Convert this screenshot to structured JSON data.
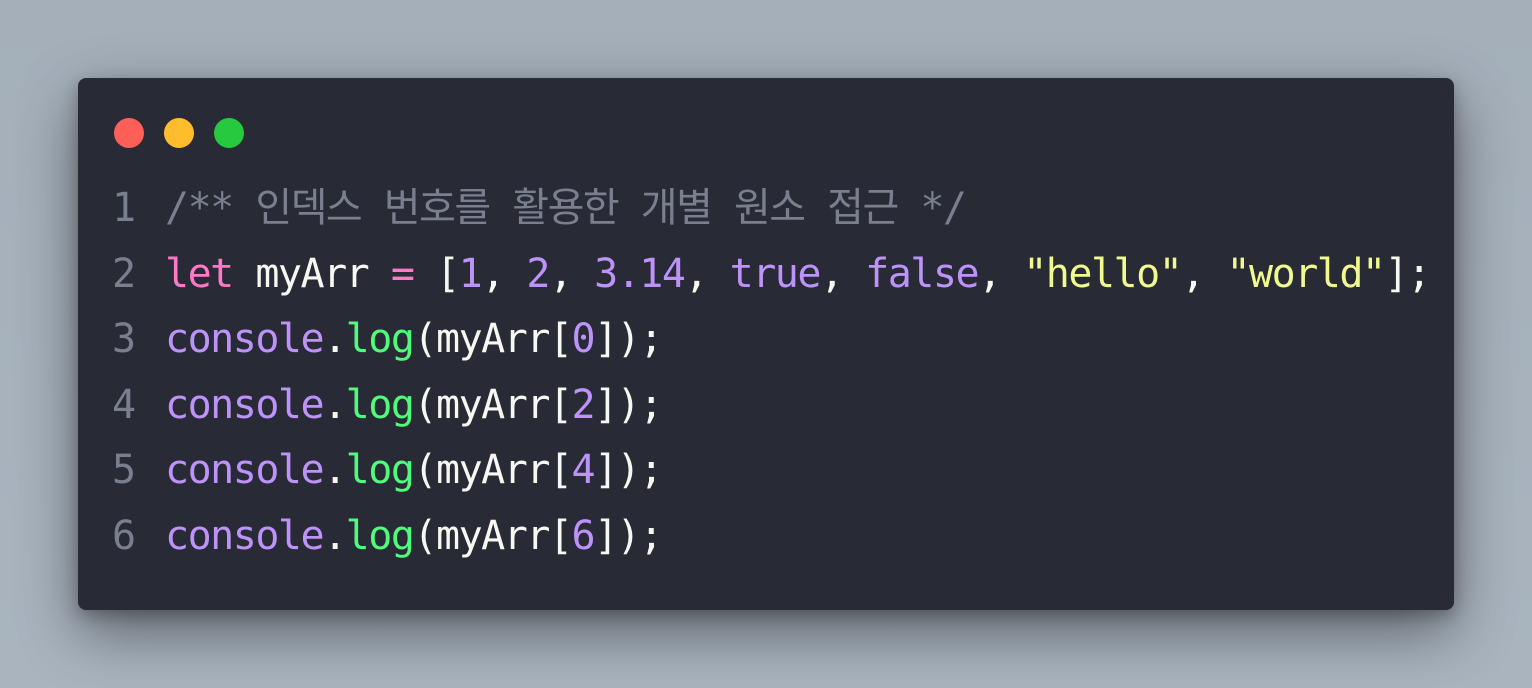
{
  "window": {
    "controls": [
      {
        "name": "close",
        "color": "#ff5f56"
      },
      {
        "name": "minimize",
        "color": "#ffbd2e"
      },
      {
        "name": "maximize",
        "color": "#27c93f"
      }
    ]
  },
  "code": {
    "lines": [
      {
        "number": "1",
        "tokens": [
          {
            "text": "/** 인덱스 번호를 활용한 개별 원소 접근 */",
            "type": "comment"
          }
        ]
      },
      {
        "number": "2",
        "tokens": [
          {
            "text": "let",
            "type": "keyword"
          },
          {
            "text": " myArr ",
            "type": "ident"
          },
          {
            "text": "=",
            "type": "op"
          },
          {
            "text": " [",
            "type": "punc"
          },
          {
            "text": "1",
            "type": "number"
          },
          {
            "text": ", ",
            "type": "punc"
          },
          {
            "text": "2",
            "type": "number"
          },
          {
            "text": ", ",
            "type": "punc"
          },
          {
            "text": "3.14",
            "type": "number"
          },
          {
            "text": ", ",
            "type": "punc"
          },
          {
            "text": "true",
            "type": "bool"
          },
          {
            "text": ", ",
            "type": "punc"
          },
          {
            "text": "false",
            "type": "bool"
          },
          {
            "text": ", ",
            "type": "punc"
          },
          {
            "text": "\"hello\"",
            "type": "string"
          },
          {
            "text": ", ",
            "type": "punc"
          },
          {
            "text": "\"world\"",
            "type": "string"
          },
          {
            "text": "];",
            "type": "punc"
          }
        ]
      },
      {
        "number": "3",
        "tokens": [
          {
            "text": "console",
            "type": "object"
          },
          {
            "text": ".",
            "type": "punc"
          },
          {
            "text": "log",
            "type": "method"
          },
          {
            "text": "(myArr[",
            "type": "punc"
          },
          {
            "text": "0",
            "type": "number"
          },
          {
            "text": "]);",
            "type": "punc"
          }
        ]
      },
      {
        "number": "4",
        "tokens": [
          {
            "text": "console",
            "type": "object"
          },
          {
            "text": ".",
            "type": "punc"
          },
          {
            "text": "log",
            "type": "method"
          },
          {
            "text": "(myArr[",
            "type": "punc"
          },
          {
            "text": "2",
            "type": "number"
          },
          {
            "text": "]);",
            "type": "punc"
          }
        ]
      },
      {
        "number": "5",
        "tokens": [
          {
            "text": "console",
            "type": "object"
          },
          {
            "text": ".",
            "type": "punc"
          },
          {
            "text": "log",
            "type": "method"
          },
          {
            "text": "(myArr[",
            "type": "punc"
          },
          {
            "text": "4",
            "type": "number"
          },
          {
            "text": "]);",
            "type": "punc"
          }
        ]
      },
      {
        "number": "6",
        "tokens": [
          {
            "text": "console",
            "type": "object"
          },
          {
            "text": ".",
            "type": "punc"
          },
          {
            "text": "log",
            "type": "method"
          },
          {
            "text": "(myArr[",
            "type": "punc"
          },
          {
            "text": "6",
            "type": "number"
          },
          {
            "text": "]);",
            "type": "punc"
          }
        ]
      }
    ]
  }
}
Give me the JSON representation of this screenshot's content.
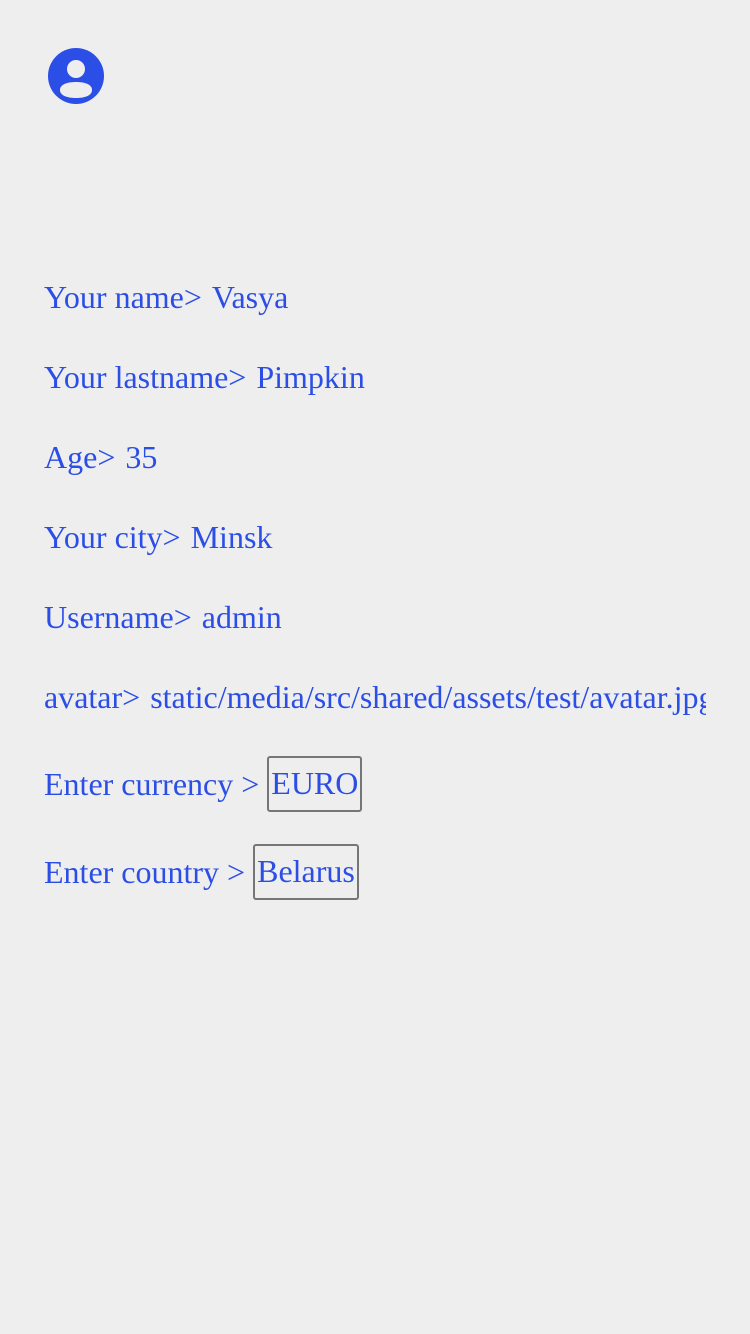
{
  "header": {
    "icon": "account-circle-icon",
    "icon_color": "#2b4ee6"
  },
  "profile": {
    "name_label": "Your name>",
    "name_value": "Vasya",
    "lastname_label": "Your lastname>",
    "lastname_value": "Pimpkin",
    "age_label": "Age>",
    "age_value": "35",
    "city_label": "Your city>",
    "city_value": "Minsk",
    "username_label": "Username>",
    "username_value": "admin",
    "avatar_label": "avatar>",
    "avatar_value": "static/media/src/shared/assets/test/avatar.jpg"
  },
  "form": {
    "currency_label": "Enter currency >",
    "currency_value": "EURO",
    "country_label": "Enter country >",
    "country_value": "Belarus"
  },
  "colors": {
    "background": "#eeeeee",
    "text": "#2b4ee6",
    "input_border": "#767676"
  }
}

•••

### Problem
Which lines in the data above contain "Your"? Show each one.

### Written response
    "name_label": "Your name>",
    "lastname_label": "Your lastname>",
    "city_label": "Your city>",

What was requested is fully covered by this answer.